First of all, if you’re new to Slate the main thing to remember is that they earn their ad revenue by being contrarian. If you say torture is bad, they’ll argue that sometimes it’s good. If you liked Wall-E’s message, they’ll find someone to say it was a terrible message. If they say Suze Orman is terrible, then . . . well, they’ll also say she’s got some great ideas. Whether or not you agree with any of that, the point is that this is the purpose Slate serves.
So, it’s no surprise that they found William Saletan to tell us crazy liberals to just calm the hell down. Saletan is concerned because:
Embryos are the beginnings of people. They’re not parts of people. They’re the whole thing, in very early form.
This sounds a bit like Saletan believes that an embryo is a homunculus, a tiny person waiting inside to grow larger and emerge from the womb. If he believes that the entire person is contained within an embryo, then surely crushing some acorns would be as upsetting as clear-cutting an old-growth forest.

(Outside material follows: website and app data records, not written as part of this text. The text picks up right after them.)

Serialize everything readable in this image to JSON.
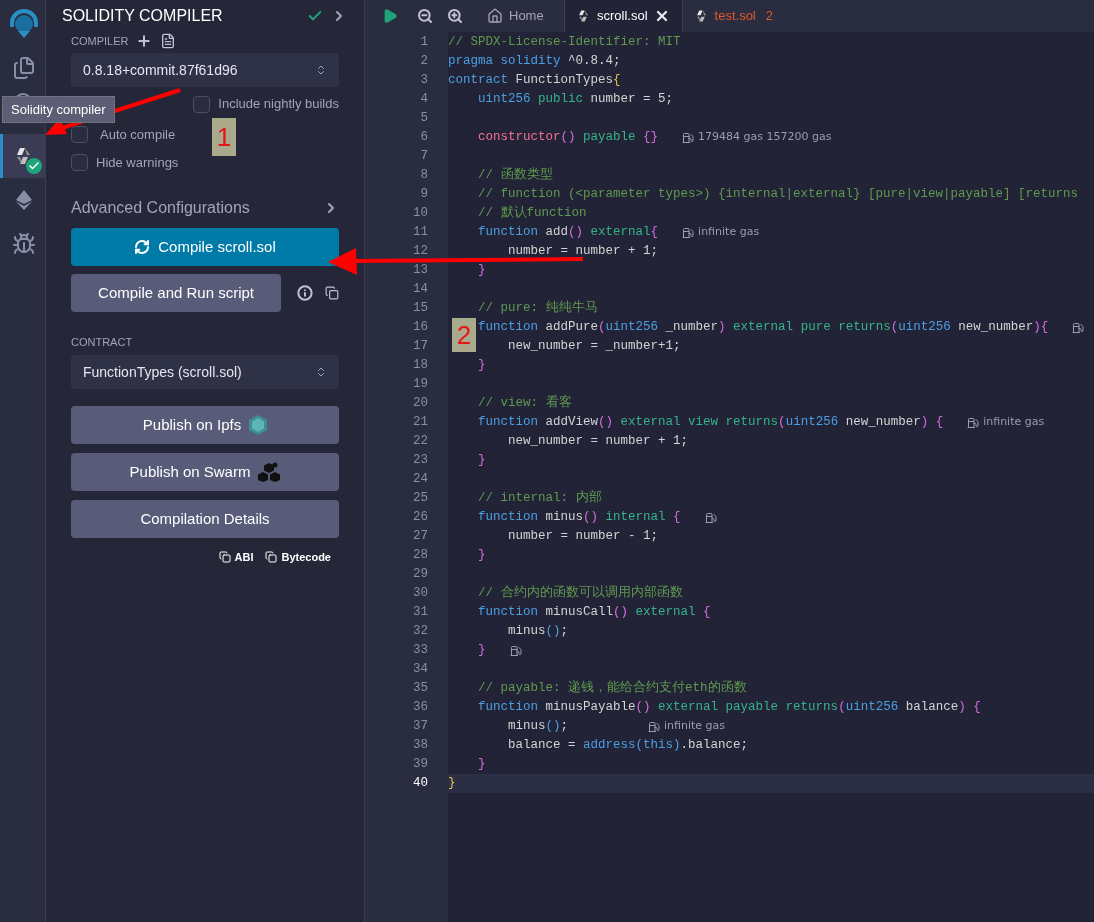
{
  "icon_bar": [
    {
      "kind": "logo",
      "selected": false
    },
    {
      "kind": "files",
      "selected": false
    },
    {
      "kind": "search",
      "selected": false
    },
    {
      "kind": "compiler",
      "selected": true
    },
    {
      "kind": "deploy",
      "selected": false
    },
    {
      "kind": "debugger",
      "selected": false
    }
  ],
  "tooltip": {
    "text": "Solidity compiler"
  },
  "panel": {
    "title": "SOLIDITY COMPILER",
    "compiled": true,
    "compiler_label": "COMPILER",
    "compiler_value": "0.8.18+commit.87f61d96",
    "options": [
      {
        "label": "Include nightly builds",
        "checked": false
      },
      {
        "label": "Auto compile",
        "checked": false
      },
      {
        "label": "Hide warnings",
        "checked": false
      }
    ],
    "advanced": "Advanced Configurations",
    "compile_button": "Compile scroll.sol",
    "run_button": "Compile and Run script",
    "contract_label": "CONTRACT",
    "contract_value": "FunctionTypes (scroll.sol)",
    "actions": [
      {
        "kind": "ipfs",
        "label": "Publish on Ipfs"
      },
      {
        "kind": "swarm",
        "label": "Publish on Swarm"
      },
      {
        "kind": "plain",
        "label": "Compilation Details"
      }
    ],
    "links": [
      "ABI",
      "Bytecode"
    ]
  },
  "tabs": [
    {
      "kind": "home",
      "label": "Home",
      "selected": false,
      "closable": false
    },
    {
      "kind": "file",
      "label": "scroll.sol",
      "selected": true,
      "closable": true
    },
    {
      "kind": "file",
      "label": "test.sol",
      "selected": false,
      "closable": false,
      "errors": "2"
    }
  ],
  "editor": {
    "lines": [
      {
        "n": "1",
        "active": false,
        "tokens": [
          {
            "kind": "com",
            "text": "// SPDX-License-Identifier: MIT"
          }
        ]
      },
      {
        "n": "2",
        "active": false,
        "tokens": [
          {
            "kind": "kw",
            "text": "pragma"
          },
          {
            "kind": "kw",
            "text": " solidity"
          },
          {
            "kind": "txt",
            "text": " ^0.8.4;"
          }
        ]
      },
      {
        "n": "3",
        "active": false,
        "tokens": [
          {
            "kind": "kw",
            "text": "contract"
          },
          {
            "kind": "txt",
            "text": " FunctionTypes"
          },
          {
            "kind": "top",
            "text": "{"
          }
        ]
      },
      {
        "n": "4",
        "active": false,
        "tokens": [
          {
            "kind": "kw",
            "text": "    uint256"
          },
          {
            "kind": "mod",
            "text": " public"
          },
          {
            "kind": "txt",
            "text": " number = 5;"
          }
        ]
      },
      {
        "n": "5",
        "active": false
      },
      {
        "n": "6",
        "active": false,
        "tokens": [
          {
            "kind": "ctor",
            "text": "    constructor"
          },
          {
            "kind": "pun",
            "text": "()"
          },
          {
            "kind": "mod",
            "text": " payable"
          },
          {
            "kind": "pun",
            "text": " {}"
          }
        ],
        "gas": true,
        "gas_text": "179484 gas 157200 gas"
      },
      {
        "n": "7",
        "active": false
      },
      {
        "n": "8",
        "active": false,
        "tokens": [
          {
            "kind": "com",
            "text": "    // 函数类型"
          }
        ]
      },
      {
        "n": "9",
        "active": false,
        "tokens": [
          {
            "kind": "com",
            "text": "    // function (<parameter types>) {internal|external} [pure|view|payable] [returns"
          }
        ]
      },
      {
        "n": "10",
        "active": false,
        "tokens": [
          {
            "kind": "com",
            "text": "    // 默认function"
          }
        ]
      },
      {
        "n": "11",
        "active": false,
        "tokens": [
          {
            "kind": "kw",
            "text": "    function"
          },
          {
            "kind": "txt",
            "text": " add"
          },
          {
            "kind": "pun",
            "text": "()"
          },
          {
            "kind": "mod",
            "text": " external"
          },
          {
            "kind": "pun",
            "text": "{"
          }
        ],
        "gas": true,
        "gas_text": "infinite gas"
      },
      {
        "n": "12",
        "active": false,
        "tokens": [
          {
            "kind": "txt",
            "text": "        number = number + 1;"
          }
        ]
      },
      {
        "n": "13",
        "active": false,
        "tokens": [
          {
            "kind": "pun",
            "text": "    }"
          }
        ]
      },
      {
        "n": "14",
        "active": false
      },
      {
        "n": "15",
        "active": false,
        "tokens": [
          {
            "kind": "com",
            "text": "    // pure: 纯纯牛马"
          }
        ]
      },
      {
        "n": "16",
        "active": false,
        "tokens": [
          {
            "kind": "kw",
            "text": "    function"
          },
          {
            "kind": "txt",
            "text": " addPure"
          },
          {
            "kind": "pun",
            "text": "("
          },
          {
            "kind": "kw",
            "text": "uint256"
          },
          {
            "kind": "txt",
            "text": " _number"
          },
          {
            "kind": "pun",
            "text": ")"
          },
          {
            "kind": "mod",
            "text": " external"
          },
          {
            "kind": "mod",
            "text": " pure"
          },
          {
            "kind": "mod",
            "text": " returns"
          },
          {
            "kind": "pun",
            "text": "("
          },
          {
            "kind": "kw",
            "text": "uint256"
          },
          {
            "kind": "txt",
            "text": " new_number"
          },
          {
            "kind": "pun",
            "text": "){"
          }
        ],
        "gas": true
      },
      {
        "n": "17",
        "active": false,
        "tokens": [
          {
            "kind": "txt",
            "text": "        new_number = _number+1;"
          }
        ]
      },
      {
        "n": "18",
        "active": false,
        "tokens": [
          {
            "kind": "pun",
            "text": "    }"
          }
        ]
      },
      {
        "n": "19",
        "active": false
      },
      {
        "n": "20",
        "active": false,
        "tokens": [
          {
            "kind": "com",
            "text": "    // view: 看客"
          }
        ]
      },
      {
        "n": "21",
        "active": false,
        "tokens": [
          {
            "kind": "kw",
            "text": "    function"
          },
          {
            "kind": "txt",
            "text": " addView"
          },
          {
            "kind": "pun",
            "text": "()"
          },
          {
            "kind": "mod",
            "text": " external"
          },
          {
            "kind": "mod",
            "text": " view"
          },
          {
            "kind": "mod",
            "text": " returns"
          },
          {
            "kind": "pun",
            "text": "("
          },
          {
            "kind": "kw",
            "text": "uint256"
          },
          {
            "kind": "txt",
            "text": " new_number"
          },
          {
            "kind": "pun",
            "text": ") {"
          }
        ],
        "gas": true,
        "gas_text": "infinite gas"
      },
      {
        "n": "22",
        "active": false,
        "tokens": [
          {
            "kind": "txt",
            "text": "        new_number = number + 1;"
          }
        ]
      },
      {
        "n": "23",
        "active": false,
        "tokens": [
          {
            "kind": "pun",
            "text": "    }"
          }
        ]
      },
      {
        "n": "24",
        "active": false
      },
      {
        "n": "25",
        "active": false,
        "tokens": [
          {
            "kind": "com",
            "text": "    // internal: 内部"
          }
        ]
      },
      {
        "n": "26",
        "active": false,
        "tokens": [
          {
            "kind": "kw",
            "text": "    function"
          },
          {
            "kind": "txt",
            "text": " minus"
          },
          {
            "kind": "pun",
            "text": "()"
          },
          {
            "kind": "mod",
            "text": " internal"
          },
          {
            "kind": "pun",
            "text": " {"
          }
        ],
        "gas": true
      },
      {
        "n": "27",
        "active": false,
        "tokens": [
          {
            "kind": "txt",
            "text": "        number = number - 1;"
          }
        ]
      },
      {
        "n": "28",
        "active": false,
        "tokens": [
          {
            "kind": "pun",
            "text": "    }"
          }
        ]
      },
      {
        "n": "29",
        "active": false
      },
      {
        "n": "30",
        "active": false,
        "tokens": [
          {
            "kind": "com",
            "text": "    // 合约内的函数可以调用内部函数"
          }
        ]
      },
      {
        "n": "31",
        "active": false,
        "tokens": [
          {
            "kind": "kw",
            "text": "    function"
          },
          {
            "kind": "txt",
            "text": " minusCall"
          },
          {
            "kind": "pun",
            "text": "()"
          },
          {
            "kind": "mod",
            "text": " external"
          },
          {
            "kind": "pun",
            "text": " {"
          }
        ]
      },
      {
        "n": "32",
        "active": false,
        "tokens": [
          {
            "kind": "txt",
            "text": "        minus"
          },
          {
            "kind": "call",
            "text": "()"
          },
          {
            "kind": "txt",
            "text": ";"
          }
        ]
      },
      {
        "n": "33",
        "active": false,
        "tokens": [
          {
            "kind": "pun",
            "text": "    }"
          }
        ],
        "gas": true
      },
      {
        "n": "34",
        "active": false
      },
      {
        "n": "35",
        "active": false,
        "tokens": [
          {
            "kind": "com",
            "text": "    // payable: 递钱，能给合约支付eth的函数"
          }
        ]
      },
      {
        "n": "36",
        "active": false,
        "tokens": [
          {
            "kind": "kw",
            "text": "    function"
          },
          {
            "kind": "txt",
            "text": " minusPayable"
          },
          {
            "kind": "pun",
            "text": "()"
          },
          {
            "kind": "mod",
            "text": " external"
          },
          {
            "kind": "mod",
            "text": " payable"
          },
          {
            "kind": "mod",
            "text": " returns"
          },
          {
            "kind": "pun",
            "text": "("
          },
          {
            "kind": "kw",
            "text": "uint256"
          },
          {
            "kind": "txt",
            "text": " balance"
          },
          {
            "kind": "pun",
            "text": ") {"
          }
        ]
      },
      {
        "n": "37",
        "active": false,
        "tokens": [
          {
            "kind": "txt",
            "text": "        minus"
          },
          {
            "kind": "call",
            "text": "()"
          },
          {
            "kind": "txt",
            "text": ";"
          }
        ],
        "gas": true,
        "gas_text": "infinite gas"
      },
      {
        "n": "38",
        "active": false,
        "tokens": [
          {
            "kind": "txt",
            "text": "        balance = "
          },
          {
            "kind": "kw",
            "text": "address"
          },
          {
            "kind": "call",
            "text": "("
          },
          {
            "kind": "kw",
            "text": "this"
          },
          {
            "kind": "call",
            "text": ")"
          },
          {
            "kind": "txt",
            "text": ".balance;"
          }
        ]
      },
      {
        "n": "39",
        "active": false,
        "tokens": [
          {
            "kind": "pun",
            "text": "    }"
          }
        ]
      },
      {
        "n": "40",
        "active": true,
        "tokens": [
          {
            "kind": "top",
            "text": "}"
          }
        ]
      }
    ]
  },
  "annotations": [
    {
      "label": "1"
    },
    {
      "label": "2"
    }
  ]
}
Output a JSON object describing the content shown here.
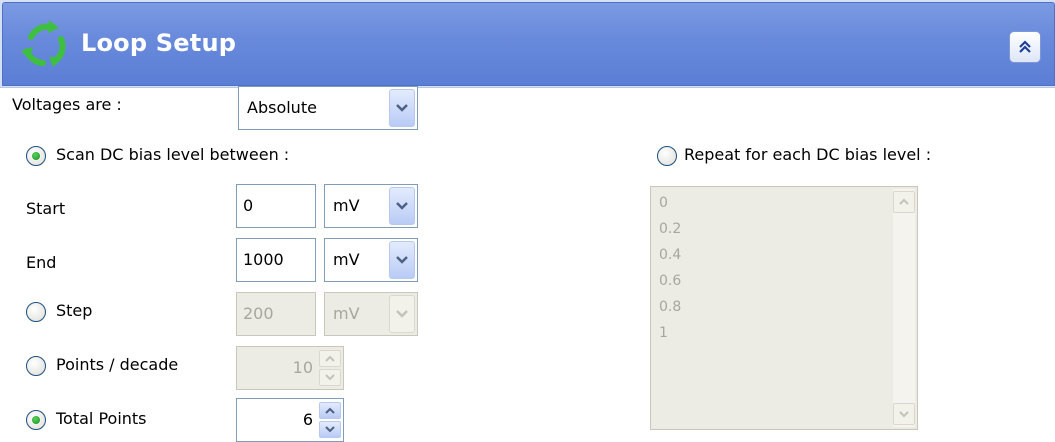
{
  "header": {
    "title": "Loop Setup",
    "icon": "loop-arrows-icon",
    "collapse_icon": "double-chevron-up-icon"
  },
  "voltages": {
    "label": "Voltages are :",
    "value": "Absolute"
  },
  "scan": {
    "label": "Scan DC bias level between :",
    "selected": true
  },
  "repeat": {
    "label": "Repeat for each DC bias level :",
    "selected": false
  },
  "start": {
    "label": "Start",
    "value": "0",
    "unit": "mV"
  },
  "end": {
    "label": "End",
    "value": "1000",
    "unit": "mV"
  },
  "step": {
    "label": "Step",
    "value": "200",
    "unit": "mV",
    "selected": false
  },
  "points_per_decade": {
    "label": "Points / decade",
    "value": "10",
    "selected": false
  },
  "total_points": {
    "label": "Total Points",
    "value": "6",
    "selected": true
  },
  "repeat_levels": [
    "0",
    "0.2",
    "0.4",
    "0.6",
    "0.8",
    "1"
  ],
  "colors": {
    "header": "#6a8bdc",
    "radio_selected": "#2fa035",
    "disabled_bg": "#ecebe4"
  }
}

It’s not, though, because we understand that a seed is not an organism – it’s only different from other cells because of the possibilities we imagine for it.
Remarkably, buried within the article is the sentence that renders the point moot:
It seems worse to let the girl die for the embryo’s sake than to kill the embryo for the girl’s sake, particularly since embryos left over from fertility treatments will be discarded or left to die, anyway.
That’s what this decision was really about: whether or not we can use trashed embryos to save countless lives. Saletan’s entire argument is based on a slippery slope: if we allow testing on embryos that would otherwise be thrown in the garbage, we’ll soon allow embryos to be created and destroyed for testing purposes. And then, and then, and then, who knows? This argument is familiar to those fighting for equal rights for homosexuals, since really the only non-Bible-based argument against allowing gays to marry is to argue that next thing you know, ducks will be marrying oysters. In this case, the only non-Bible-based argument against making use of someone’s garbage is that next thing you know, we’ll be ransacking orphanages in search of unwitting organ donors.
Saletan calls this a “war” as a way to tie all those ideas together, insinuating that now that we’ve won we’ll have our ugly way with stem cells and abuse morality as we see fit. But that’s not true: there are still strict regulations in place, and people will carefully weigh the options at every stage, as they should.
At the current stage, I’ll go out on a limb and say that there is not a damn thing that is immoral about testing on trashed embryos. Further, it was outrageously immoral to allow embryos to go to waste in the name of morality when those cells could so positively affect our lives. This wasn’t a war – it was a crime, which we’ve finally stopped.